Silk is a protein fiber and usually burns readily, not necessarily with a steady flame, and smells like burning hair. The ash is easily crumbled. Silk samples are not as easily extinguished as cotton or linen.
Wool is also a protein fiber but is harder to ignite than silk as the individual "hair" fibers are shorter than silk and the weave of the fabrics is generally looser than with silk. The flame is steady but more difficult to keep burning. The smell of burning wool is like burning hair.
Man Made Fibers
Acetate is made from cellulose (wood fibers), technically cellulose acetate. Acetate burns readily with a flickering flame that cannot be easily extinguished. The burning cellulose drips and leaves a hard ash. The smell is similar to burning wood chips.

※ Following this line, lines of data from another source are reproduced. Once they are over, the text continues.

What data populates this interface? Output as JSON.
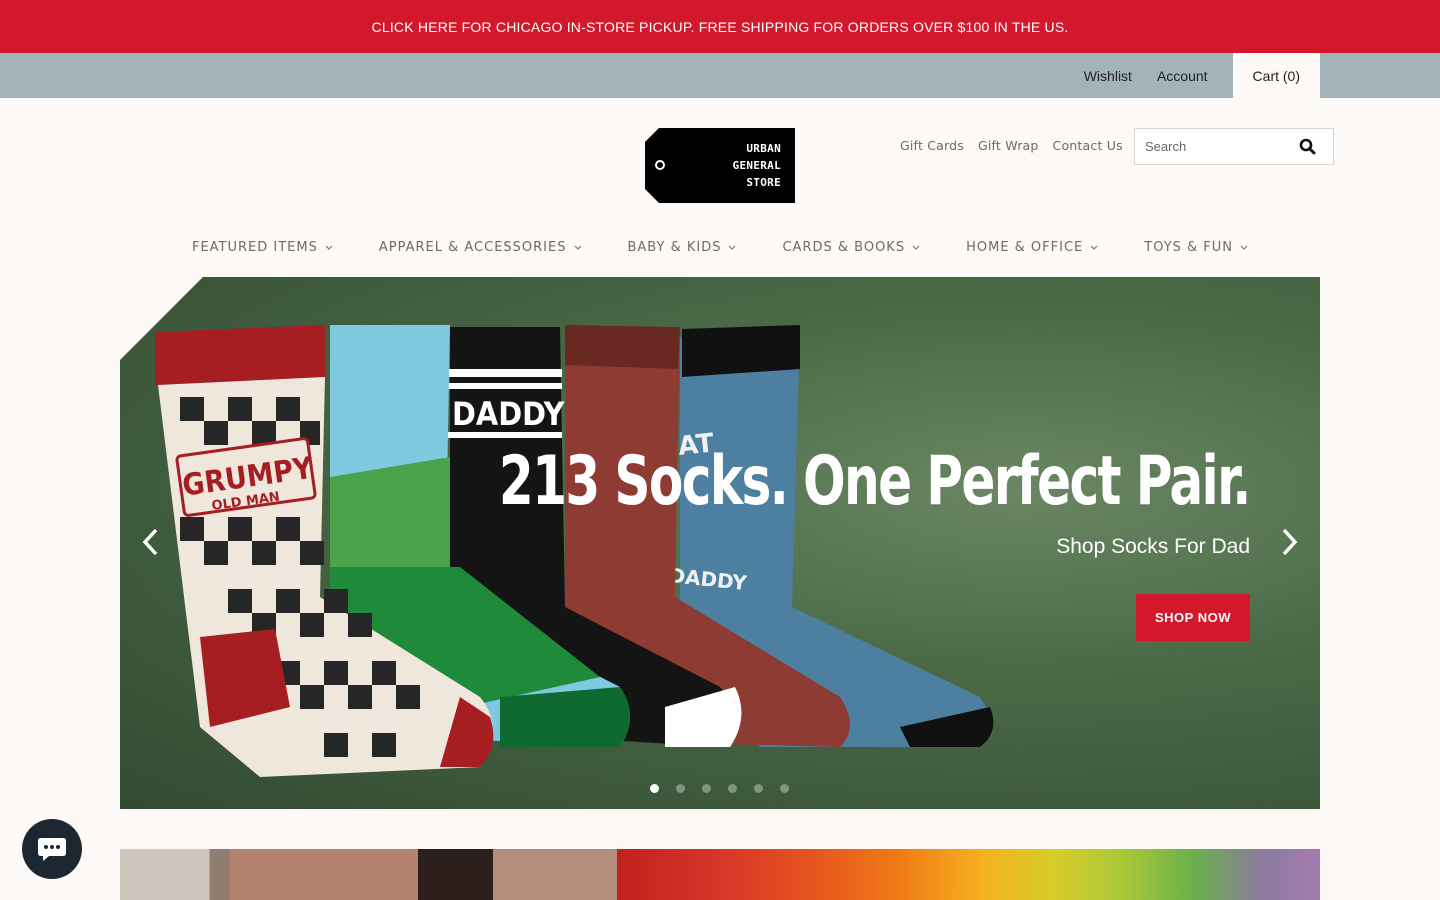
{
  "promo_bar": {
    "text": "CLICK HERE FOR CHICAGO IN-STORE PICKUP. FREE SHIPPING FOR ORDERS OVER $100 IN THE US."
  },
  "account_bar": {
    "wishlist": "Wishlist",
    "account": "Account",
    "cart": "Cart (0)"
  },
  "logo": {
    "line1": "URBAN",
    "line2": "GENERAL",
    "line3": "STORE"
  },
  "utility_links": {
    "gift_cards": "Gift Cards",
    "gift_wrap": "Gift Wrap",
    "contact_us": "Contact Us"
  },
  "search": {
    "placeholder": "Search"
  },
  "nav": {
    "items": [
      {
        "label": "FEATURED ITEMS"
      },
      {
        "label": "APPAREL & ACCESSORIES"
      },
      {
        "label": "BABY & KIDS"
      },
      {
        "label": "CARDS & BOOKS"
      },
      {
        "label": "HOME & OFFICE"
      },
      {
        "label": "TOYS & FUN"
      }
    ]
  },
  "hero": {
    "title": "213 Socks. One Perfect Pair.",
    "subtitle": "Shop Socks For Dad",
    "button": "SHOP NOW",
    "slide_count": 6,
    "active_slide": 1,
    "sock_labels": {
      "grumpy": "GRUMPY",
      "old_man": "OLD MAN",
      "daddy": "DADDY",
      "cat": "CAT",
      "cat_daddy": "DADDY"
    }
  },
  "colors": {
    "brand_red": "#d4182c",
    "account_bar": "#a2b4b9",
    "page_bg": "#fdf9f6",
    "chat": "#1c2732"
  }
}
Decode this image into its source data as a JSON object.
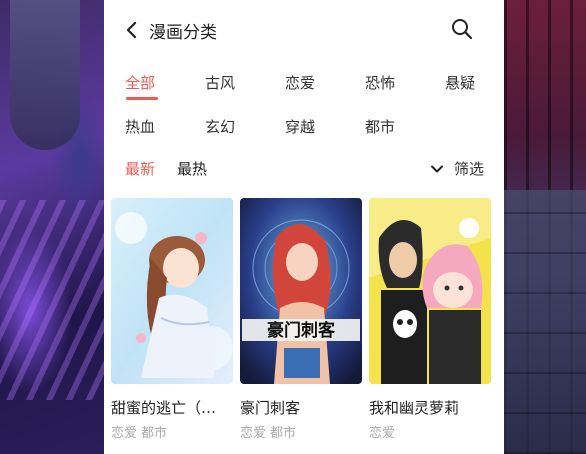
{
  "header": {
    "title": "漫画分类"
  },
  "genres": [
    {
      "label": "全部",
      "active": true
    },
    {
      "label": "古风",
      "active": false
    },
    {
      "label": "恋爱",
      "active": false
    },
    {
      "label": "恐怖",
      "active": false
    },
    {
      "label": "悬疑",
      "active": false
    },
    {
      "label": "热血",
      "active": false
    },
    {
      "label": "玄幻",
      "active": false
    },
    {
      "label": "穿越",
      "active": false
    },
    {
      "label": "都市",
      "active": false
    }
  ],
  "sort": {
    "options": [
      {
        "label": "最新",
        "active": true
      },
      {
        "label": "最热",
        "active": false
      }
    ],
    "filter_label": "筛选"
  },
  "comics": [
    {
      "title": "甜蜜的逃亡（…",
      "tags": [
        "恋爱",
        "都市"
      ],
      "cover_text": ""
    },
    {
      "title": "豪门刺客",
      "tags": [
        "恋爱",
        "都市"
      ],
      "cover_text": "豪门刺客"
    },
    {
      "title": "我和幽灵萝莉",
      "tags": [
        "恋爱"
      ],
      "cover_text": ""
    }
  ],
  "colors": {
    "accent": "#f05a52",
    "text": "#222222",
    "muted": "#aaaaaa"
  },
  "icons": {
    "back": "chevron-left-icon",
    "search": "search-icon",
    "filter": "chevron-down-icon"
  }
}
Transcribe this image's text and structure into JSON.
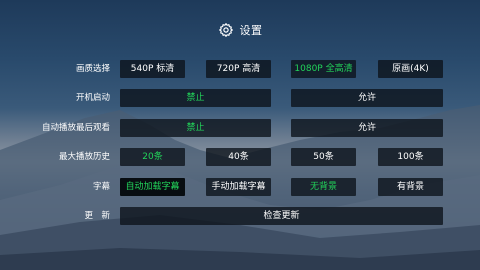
{
  "header": {
    "icon": "gear-icon",
    "title": "设置"
  },
  "colors": {
    "selected_text": "#22d35a",
    "option_bg": "#0c121a"
  },
  "settings": [
    {
      "label": "画质选择",
      "options": [
        {
          "text": "540P 标清",
          "selected": false
        },
        {
          "text": "720P 高清",
          "selected": false
        },
        {
          "text": "1080P 全高清",
          "selected": true
        },
        {
          "text": "原画(4K)",
          "selected": false
        }
      ]
    },
    {
      "label": "开机启动",
      "options": [
        {
          "text": "禁止",
          "selected": true
        },
        {
          "text": "允许",
          "selected": false
        }
      ]
    },
    {
      "label": "自动播放最后观看",
      "options": [
        {
          "text": "禁止",
          "selected": true
        },
        {
          "text": "允许",
          "selected": false
        }
      ]
    },
    {
      "label": "最大播放历史",
      "options": [
        {
          "text": "20条",
          "selected": true
        },
        {
          "text": "40条",
          "selected": false
        },
        {
          "text": "50条",
          "selected": false
        },
        {
          "text": "100条",
          "selected": false
        }
      ]
    },
    {
      "label": "字幕",
      "options": [
        {
          "text": "自动加载字幕",
          "selected": true
        },
        {
          "text": "手动加载字幕",
          "selected": false
        },
        {
          "text": "无背景",
          "selected": true
        },
        {
          "text": "有背景",
          "selected": false
        }
      ]
    },
    {
      "label": "更　新",
      "options": [
        {
          "text": "检查更新",
          "selected": false
        }
      ]
    }
  ]
}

Acrylic technically acrylonitrile is made from natural gas and petroleum. Acrylics burn readily due to the fiber content and the lofty, air filled pockets. A match or cigarette dropped on an acrylic blanket can ignite the fabric which will burn rapidly unless extinguished. The ash is hard. The smell is acrid or harsh.
Nylon is a polyamide made from petroleum. Nylon melts and then burns rapidly if the flame remains on the melted fiber. If you can keep the flame on the melting nylon, it smells like burning plastic.
Polyester is a polymer produced from coal, air, water, and petroleum products. Polyester melts and burns at the same time, the melting, burning ash can bond quickly to any surface it drips on including skin. The smoke from polyester is black with a sweetish smell. The extinguished ash is hard.
Rayon is a regenerated cellulose fiber which is almost pure cellulose. Rayon burns rapidly and leaves only a slight ash. The burning smell is close to burning leaves.
Blends consist of two or more fibers and, ideally, are supposed to take on the characteristics of each fiber in the blend. The burning test can be used but the fabric content will be an assumption.